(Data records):

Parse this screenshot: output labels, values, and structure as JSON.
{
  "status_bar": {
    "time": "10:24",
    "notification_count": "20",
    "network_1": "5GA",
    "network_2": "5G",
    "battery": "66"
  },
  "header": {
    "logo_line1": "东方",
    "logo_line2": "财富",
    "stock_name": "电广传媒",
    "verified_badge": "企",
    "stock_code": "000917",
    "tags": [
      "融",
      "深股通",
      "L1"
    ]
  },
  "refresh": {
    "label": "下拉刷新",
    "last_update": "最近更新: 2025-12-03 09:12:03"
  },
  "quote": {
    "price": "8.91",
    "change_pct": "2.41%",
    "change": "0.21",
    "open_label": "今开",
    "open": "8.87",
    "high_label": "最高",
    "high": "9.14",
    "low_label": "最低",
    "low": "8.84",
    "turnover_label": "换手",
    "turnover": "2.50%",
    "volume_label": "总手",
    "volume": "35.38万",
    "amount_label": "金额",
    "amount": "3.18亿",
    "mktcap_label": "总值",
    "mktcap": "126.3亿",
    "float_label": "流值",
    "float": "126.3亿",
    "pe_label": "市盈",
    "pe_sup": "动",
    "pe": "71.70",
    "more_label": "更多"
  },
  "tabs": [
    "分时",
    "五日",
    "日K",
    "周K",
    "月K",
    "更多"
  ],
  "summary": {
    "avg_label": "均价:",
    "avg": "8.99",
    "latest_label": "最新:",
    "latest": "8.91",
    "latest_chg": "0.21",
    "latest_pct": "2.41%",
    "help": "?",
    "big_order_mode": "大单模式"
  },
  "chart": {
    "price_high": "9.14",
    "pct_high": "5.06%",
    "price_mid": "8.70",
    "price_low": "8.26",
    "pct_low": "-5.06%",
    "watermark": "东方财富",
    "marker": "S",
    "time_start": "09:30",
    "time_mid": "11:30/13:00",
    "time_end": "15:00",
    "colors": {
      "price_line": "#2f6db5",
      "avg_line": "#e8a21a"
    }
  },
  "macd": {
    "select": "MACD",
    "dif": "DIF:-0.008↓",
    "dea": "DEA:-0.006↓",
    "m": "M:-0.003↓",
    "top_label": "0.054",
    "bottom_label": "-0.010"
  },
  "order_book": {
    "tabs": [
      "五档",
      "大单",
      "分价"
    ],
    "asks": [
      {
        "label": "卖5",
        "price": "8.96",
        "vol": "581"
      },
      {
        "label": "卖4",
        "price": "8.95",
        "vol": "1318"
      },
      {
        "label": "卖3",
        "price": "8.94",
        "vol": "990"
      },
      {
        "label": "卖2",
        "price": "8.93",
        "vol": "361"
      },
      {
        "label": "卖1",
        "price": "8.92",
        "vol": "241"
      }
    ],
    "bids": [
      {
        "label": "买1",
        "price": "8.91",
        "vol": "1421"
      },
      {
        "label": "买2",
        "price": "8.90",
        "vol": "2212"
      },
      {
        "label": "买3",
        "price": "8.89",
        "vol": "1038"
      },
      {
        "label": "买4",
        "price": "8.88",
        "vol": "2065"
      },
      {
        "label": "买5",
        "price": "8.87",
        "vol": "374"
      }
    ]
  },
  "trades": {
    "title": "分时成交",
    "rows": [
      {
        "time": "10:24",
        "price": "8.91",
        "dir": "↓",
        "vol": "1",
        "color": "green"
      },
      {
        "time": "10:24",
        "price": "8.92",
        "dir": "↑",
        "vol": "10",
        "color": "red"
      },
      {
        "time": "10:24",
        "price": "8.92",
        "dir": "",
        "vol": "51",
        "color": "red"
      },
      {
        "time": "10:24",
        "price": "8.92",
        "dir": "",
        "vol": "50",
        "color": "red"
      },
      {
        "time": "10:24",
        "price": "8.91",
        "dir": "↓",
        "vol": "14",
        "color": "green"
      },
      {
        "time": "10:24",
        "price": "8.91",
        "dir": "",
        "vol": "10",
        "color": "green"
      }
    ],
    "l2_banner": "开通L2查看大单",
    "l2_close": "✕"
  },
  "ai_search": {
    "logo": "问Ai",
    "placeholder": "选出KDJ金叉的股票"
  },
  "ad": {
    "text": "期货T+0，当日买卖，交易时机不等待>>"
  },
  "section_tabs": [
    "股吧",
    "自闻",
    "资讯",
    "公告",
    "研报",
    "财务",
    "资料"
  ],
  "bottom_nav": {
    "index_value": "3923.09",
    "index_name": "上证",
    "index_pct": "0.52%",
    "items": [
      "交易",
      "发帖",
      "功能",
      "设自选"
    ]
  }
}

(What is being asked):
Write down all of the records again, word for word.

(Exercise result):
Parse this screenshot: output labels, values, and structure as JSON.
{
  "status_bar": {
    "time": "10:24",
    "notification_count": "20",
    "network_1": "5GA",
    "network_2": "5G",
    "battery": "66"
  },
  "header": {
    "logo_line1": "东方",
    "logo_line2": "财富",
    "stock_name": "电广传媒",
    "verified_badge": "企",
    "stock_code": "000917",
    "tags": [
      "融",
      "深股通",
      "L1"
    ]
  },
  "refresh": {
    "label": "下拉刷新",
    "last_update": "最近更新: 2025-12-03 09:12:03"
  },
  "quote": {
    "price": "8.91",
    "change_pct": "2.41%",
    "change": "0.21",
    "open_label": "今开",
    "open": "8.87",
    "high_label": "最高",
    "high": "9.14",
    "low_label": "最低",
    "low": "8.84",
    "turnover_label": "换手",
    "turnover": "2.50%",
    "volume_label": "总手",
    "volume": "35.38万",
    "amount_label": "金额",
    "amount": "3.18亿",
    "mktcap_label": "总值",
    "mktcap": "126.3亿",
    "float_label": "流值",
    "float": "126.3亿",
    "pe_label": "市盈",
    "pe_sup": "动",
    "pe": "71.70",
    "more_label": "更多"
  },
  "tabs": [
    "分时",
    "五日",
    "日K",
    "周K",
    "月K",
    "更多"
  ],
  "summary": {
    "avg_label": "均价:",
    "avg": "8.99",
    "latest_label": "最新:",
    "latest": "8.91",
    "latest_chg": "0.21",
    "latest_pct": "2.41%",
    "help": "?",
    "big_order_mode": "大单模式"
  },
  "chart": {
    "price_high": "9.14",
    "pct_high": "5.06%",
    "price_mid": "8.70",
    "price_low": "8.26",
    "pct_low": "-5.06%",
    "watermark": "东方财富",
    "marker": "S",
    "time_start": "09:30",
    "time_mid": "11:30/13:00",
    "time_end": "15:00",
    "colors": {
      "price_line": "#2f6db5",
      "avg_line": "#e8a21a"
    }
  },
  "macd": {
    "select": "MACD",
    "dif": "DIF:-0.008↓",
    "dea": "DEA:-0.006↓",
    "m": "M:-0.003↓",
    "top_label": "0.054",
    "bottom_label": "-0.010"
  },
  "order_book": {
    "tabs": [
      "五档",
      "大单",
      "分价"
    ],
    "asks": [
      {
        "label": "卖5",
        "price": "8.96",
        "vol": "581"
      },
      {
        "label": "卖4",
        "price": "8.95",
        "vol": "1318"
      },
      {
        "label": "卖3",
        "price": "8.94",
        "vol": "990"
      },
      {
        "label": "卖2",
        "price": "8.93",
        "vol": "361"
      },
      {
        "label": "卖1",
        "price": "8.92",
        "vol": "241"
      }
    ],
    "bids": [
      {
        "label": "买1",
        "price": "8.91",
        "vol": "1421"
      },
      {
        "label": "买2",
        "price": "8.90",
        "vol": "2212"
      },
      {
        "label": "买3",
        "price": "8.89",
        "vol": "1038"
      },
      {
        "label": "买4",
        "price": "8.88",
        "vol": "2065"
      },
      {
        "label": "买5",
        "price": "8.87",
        "vol": "374"
      }
    ]
  },
  "trades": {
    "title": "分时成交",
    "rows": [
      {
        "time": "10:24",
        "price": "8.91",
        "dir": "↓",
        "vol": "1",
        "color": "green"
      },
      {
        "time": "10:24",
        "price": "8.92",
        "dir": "↑",
        "vol": "10",
        "color": "red"
      },
      {
        "time": "10:24",
        "price": "8.92",
        "dir": "",
        "vol": "51",
        "color": "red"
      },
      {
        "time": "10:24",
        "price": "8.92",
        "dir": "",
        "vol": "50",
        "color": "red"
      },
      {
        "time": "10:24",
        "price": "8.91",
        "dir": "↓",
        "vol": "14",
        "color": "green"
      },
      {
        "time": "10:24",
        "price": "8.91",
        "dir": "",
        "vol": "10",
        "color": "green"
      }
    ],
    "l2_banner": "开通L2查看大单",
    "l2_close": "✕"
  },
  "ai_search": {
    "logo": "问Ai",
    "placeholder": "选出KDJ金叉的股票"
  },
  "ad": {
    "text": "期货T+0，当日买卖，交易时机不等待>>"
  },
  "section_tabs": [
    "股吧",
    "自闻",
    "资讯",
    "公告",
    "研报",
    "财务",
    "资料"
  ],
  "bottom_nav": {
    "index_value": "3923.09",
    "index_name": "上证",
    "index_pct": "0.52%",
    "items": [
      "交易",
      "发帖",
      "功能",
      "设自选"
    ]
  }
}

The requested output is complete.